→ About this task
The expected output is the data below, restated word for word.
+-------+
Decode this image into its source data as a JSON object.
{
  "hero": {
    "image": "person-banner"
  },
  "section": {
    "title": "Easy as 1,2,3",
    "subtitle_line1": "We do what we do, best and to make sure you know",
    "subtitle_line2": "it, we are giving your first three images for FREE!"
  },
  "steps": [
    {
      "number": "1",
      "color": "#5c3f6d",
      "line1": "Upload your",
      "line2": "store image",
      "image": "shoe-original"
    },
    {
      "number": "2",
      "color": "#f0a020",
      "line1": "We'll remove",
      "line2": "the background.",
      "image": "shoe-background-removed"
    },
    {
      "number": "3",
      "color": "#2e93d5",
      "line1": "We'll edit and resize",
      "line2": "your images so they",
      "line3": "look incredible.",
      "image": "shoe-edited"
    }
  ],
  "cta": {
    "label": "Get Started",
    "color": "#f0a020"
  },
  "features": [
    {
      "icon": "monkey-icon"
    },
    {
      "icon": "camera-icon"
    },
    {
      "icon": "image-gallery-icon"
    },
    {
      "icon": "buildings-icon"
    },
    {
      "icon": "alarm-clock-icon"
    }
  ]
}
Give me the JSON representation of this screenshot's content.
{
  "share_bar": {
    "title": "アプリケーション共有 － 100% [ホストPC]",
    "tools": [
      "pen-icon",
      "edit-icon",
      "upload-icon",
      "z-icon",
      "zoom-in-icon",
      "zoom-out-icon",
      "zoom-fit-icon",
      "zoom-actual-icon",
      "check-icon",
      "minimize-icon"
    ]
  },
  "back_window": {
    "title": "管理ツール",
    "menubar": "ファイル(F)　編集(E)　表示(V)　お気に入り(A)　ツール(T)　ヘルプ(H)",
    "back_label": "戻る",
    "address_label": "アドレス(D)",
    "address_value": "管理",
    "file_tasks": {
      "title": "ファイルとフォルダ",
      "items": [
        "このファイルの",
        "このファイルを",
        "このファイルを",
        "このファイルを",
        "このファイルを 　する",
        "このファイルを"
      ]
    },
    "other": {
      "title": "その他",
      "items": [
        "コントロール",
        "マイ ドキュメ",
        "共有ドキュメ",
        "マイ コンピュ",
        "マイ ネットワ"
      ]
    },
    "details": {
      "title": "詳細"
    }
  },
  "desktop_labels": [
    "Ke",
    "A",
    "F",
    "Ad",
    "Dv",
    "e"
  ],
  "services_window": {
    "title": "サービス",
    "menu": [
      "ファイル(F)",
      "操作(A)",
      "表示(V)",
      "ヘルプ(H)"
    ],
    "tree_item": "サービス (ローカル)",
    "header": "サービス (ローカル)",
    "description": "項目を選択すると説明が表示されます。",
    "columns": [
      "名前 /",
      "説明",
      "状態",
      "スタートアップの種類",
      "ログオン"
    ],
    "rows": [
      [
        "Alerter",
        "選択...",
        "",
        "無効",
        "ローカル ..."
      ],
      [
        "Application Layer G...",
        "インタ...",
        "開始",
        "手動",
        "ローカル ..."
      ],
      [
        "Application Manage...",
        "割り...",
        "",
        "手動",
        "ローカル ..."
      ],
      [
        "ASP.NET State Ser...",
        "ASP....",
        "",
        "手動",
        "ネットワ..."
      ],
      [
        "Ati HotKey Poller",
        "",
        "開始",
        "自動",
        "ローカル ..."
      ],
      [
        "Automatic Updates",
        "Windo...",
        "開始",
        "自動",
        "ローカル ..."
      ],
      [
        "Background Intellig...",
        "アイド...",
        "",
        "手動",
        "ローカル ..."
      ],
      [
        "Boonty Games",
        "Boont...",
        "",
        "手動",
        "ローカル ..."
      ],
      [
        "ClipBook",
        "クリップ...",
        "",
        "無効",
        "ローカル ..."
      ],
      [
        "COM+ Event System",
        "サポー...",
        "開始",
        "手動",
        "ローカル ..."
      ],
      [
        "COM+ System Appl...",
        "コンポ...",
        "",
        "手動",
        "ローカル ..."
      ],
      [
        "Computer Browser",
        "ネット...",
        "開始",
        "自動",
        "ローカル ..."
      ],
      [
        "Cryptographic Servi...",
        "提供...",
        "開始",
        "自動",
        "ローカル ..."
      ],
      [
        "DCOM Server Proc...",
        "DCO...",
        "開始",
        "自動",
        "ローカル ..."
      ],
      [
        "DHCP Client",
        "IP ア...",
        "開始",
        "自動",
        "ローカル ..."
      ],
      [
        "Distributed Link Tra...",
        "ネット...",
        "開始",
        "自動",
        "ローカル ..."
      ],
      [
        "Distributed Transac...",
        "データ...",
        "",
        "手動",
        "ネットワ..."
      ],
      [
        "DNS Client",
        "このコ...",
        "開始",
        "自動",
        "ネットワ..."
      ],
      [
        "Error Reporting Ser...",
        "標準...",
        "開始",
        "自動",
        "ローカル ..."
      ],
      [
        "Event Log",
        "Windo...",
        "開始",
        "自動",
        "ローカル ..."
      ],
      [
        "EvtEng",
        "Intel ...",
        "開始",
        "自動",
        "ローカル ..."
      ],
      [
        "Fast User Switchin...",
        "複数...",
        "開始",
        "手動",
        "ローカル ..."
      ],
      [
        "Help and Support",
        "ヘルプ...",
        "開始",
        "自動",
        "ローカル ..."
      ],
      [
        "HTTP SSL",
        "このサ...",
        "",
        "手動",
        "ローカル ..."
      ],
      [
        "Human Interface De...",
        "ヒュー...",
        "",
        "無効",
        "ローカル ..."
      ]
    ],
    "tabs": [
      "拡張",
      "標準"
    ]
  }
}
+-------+
→ Answer to this exercise
Decode this image into its source data as a JSON object.
{
  "hero": {
    "image": "person-banner"
  },
  "section": {
    "title": "Easy as 1,2,3",
    "subtitle_line1": "We do what we do, best and to make sure you know",
    "subtitle_line2": "it, we are giving your first three images for FREE!"
  },
  "steps": [
    {
      "number": "1",
      "color": "#5c3f6d",
      "line1": "Upload your",
      "line2": "store image",
      "image": "shoe-original"
    },
    {
      "number": "2",
      "color": "#f0a020",
      "line1": "We'll remove",
      "line2": "the background.",
      "image": "shoe-background-removed"
    },
    {
      "number": "3",
      "color": "#2e93d5",
      "line1": "We'll edit and resize",
      "line2": "your images so they",
      "line3": "look incredible.",
      "image": "shoe-edited"
    }
  ],
  "cta": {
    "label": "Get Started",
    "color": "#f0a020"
  },
  "features": [
    {
      "icon": "monkey-icon"
    },
    {
      "icon": "camera-icon"
    },
    {
      "icon": "image-gallery-icon"
    },
    {
      "icon": "buildings-icon"
    },
    {
      "icon": "alarm-clock-icon"
    }
  ]
}
Give me the JSON representation of this screenshot's content.
{
  "share_bar": {
    "title": "アプリケーション共有 － 100% [ホストPC]",
    "tools": [
      "pen-icon",
      "edit-icon",
      "upload-icon",
      "z-icon",
      "zoom-in-icon",
      "zoom-out-icon",
      "zoom-fit-icon",
      "zoom-actual-icon",
      "check-icon",
      "minimize-icon"
    ]
  },
  "back_window": {
    "title": "管理ツール",
    "menubar": "ファイル(F)　編集(E)　表示(V)　お気に入り(A)　ツール(T)　ヘルプ(H)",
    "back_label": "戻る",
    "address_label": "アドレス(D)",
    "address_value": "管理",
    "file_tasks": {
      "title": "ファイルとフォルダ",
      "items": [
        "このファイルの",
        "このファイルを",
        "このファイルを",
        "このファイルを",
        "このファイルを 　する",
        "このファイルを"
      ]
    },
    "other": {
      "title": "その他",
      "items": [
        "コントロール",
        "マイ ドキュメ",
        "共有ドキュメ",
        "マイ コンピュ",
        "マイ ネットワ"
      ]
    },
    "details": {
      "title": "詳細"
    }
  },
  "desktop_labels": [
    "Ke",
    "A",
    "F",
    "Ad",
    "Dv",
    "e"
  ],
  "services_window": {
    "title": "サービス",
    "menu": [
      "ファイル(F)",
      "操作(A)",
      "表示(V)",
      "ヘルプ(H)"
    ],
    "tree_item": "サービス (ローカル)",
    "header": "サービス (ローカル)",
    "description": "項目を選択すると説明が表示されます。",
    "columns": [
      "名前 /",
      "説明",
      "状態",
      "スタートアップの種類",
      "ログオン"
    ],
    "rows": [
      [
        "Alerter",
        "選択...",
        "",
        "無効",
        "ローカル ..."
      ],
      [
        "Application Layer G...",
        "インタ...",
        "開始",
        "手動",
        "ローカル ..."
      ],
      [
        "Application Manage...",
        "割り...",
        "",
        "手動",
        "ローカル ..."
      ],
      [
        "ASP.NET State Ser...",
        "ASP....",
        "",
        "手動",
        "ネットワ..."
      ],
      [
        "Ati HotKey Poller",
        "",
        "開始",
        "自動",
        "ローカル ..."
      ],
      [
        "Automatic Updates",
        "Windo...",
        "開始",
        "自動",
        "ローカル ..."
      ],
      [
        "Background Intellig...",
        "アイド...",
        "",
        "手動",
        "ローカル ..."
      ],
      [
        "Boonty Games",
        "Boont...",
        "",
        "手動",
        "ローカル ..."
      ],
      [
        "ClipBook",
        "クリップ...",
        "",
        "無効",
        "ローカル ..."
      ],
      [
        "COM+ Event System",
        "サポー...",
        "開始",
        "手動",
        "ローカル ..."
      ],
      [
        "COM+ System Appl...",
        "コンポ...",
        "",
        "手動",
        "ローカル ..."
      ],
      [
        "Computer Browser",
        "ネット...",
        "開始",
        "自動",
        "ローカル ..."
      ],
      [
        "Cryptographic Servi...",
        "提供...",
        "開始",
        "自動",
        "ローカル ..."
      ],
      [
        "DCOM Server Proc...",
        "DCO...",
        "開始",
        "自動",
        "ローカル ..."
      ],
      [
        "DHCP Client",
        "IP ア...",
        "開始",
        "自動",
        "ローカル ..."
      ],
      [
        "Distributed Link Tra...",
        "ネット...",
        "開始",
        "自動",
        "ローカル ..."
      ],
      [
        "Distributed Transac...",
        "データ...",
        "",
        "手動",
        "ネットワ..."
      ],
      [
        "DNS Client",
        "このコ...",
        "開始",
        "自動",
        "ネットワ..."
      ],
      [
        "Error Reporting Ser...",
        "標準...",
        "開始",
        "自動",
        "ローカル ..."
      ],
      [
        "Event Log",
        "Windo...",
        "開始",
        "自動",
        "ローカル ..."
      ],
      [
        "EvtEng",
        "Intel ...",
        "開始",
        "自動",
        "ローカル ..."
      ],
      [
        "Fast User Switchin...",
        "複数...",
        "開始",
        "手動",
        "ローカル ..."
      ],
      [
        "Help and Support",
        "ヘルプ...",
        "開始",
        "自動",
        "ローカル ..."
      ],
      [
        "HTTP SSL",
        "このサ...",
        "",
        "手動",
        "ローカル ..."
      ],
      [
        "Human Interface De...",
        "ヒュー...",
        "",
        "無効",
        "ローカル ..."
      ]
    ],
    "tabs": [
      "拡張",
      "標準"
    ]
  }
}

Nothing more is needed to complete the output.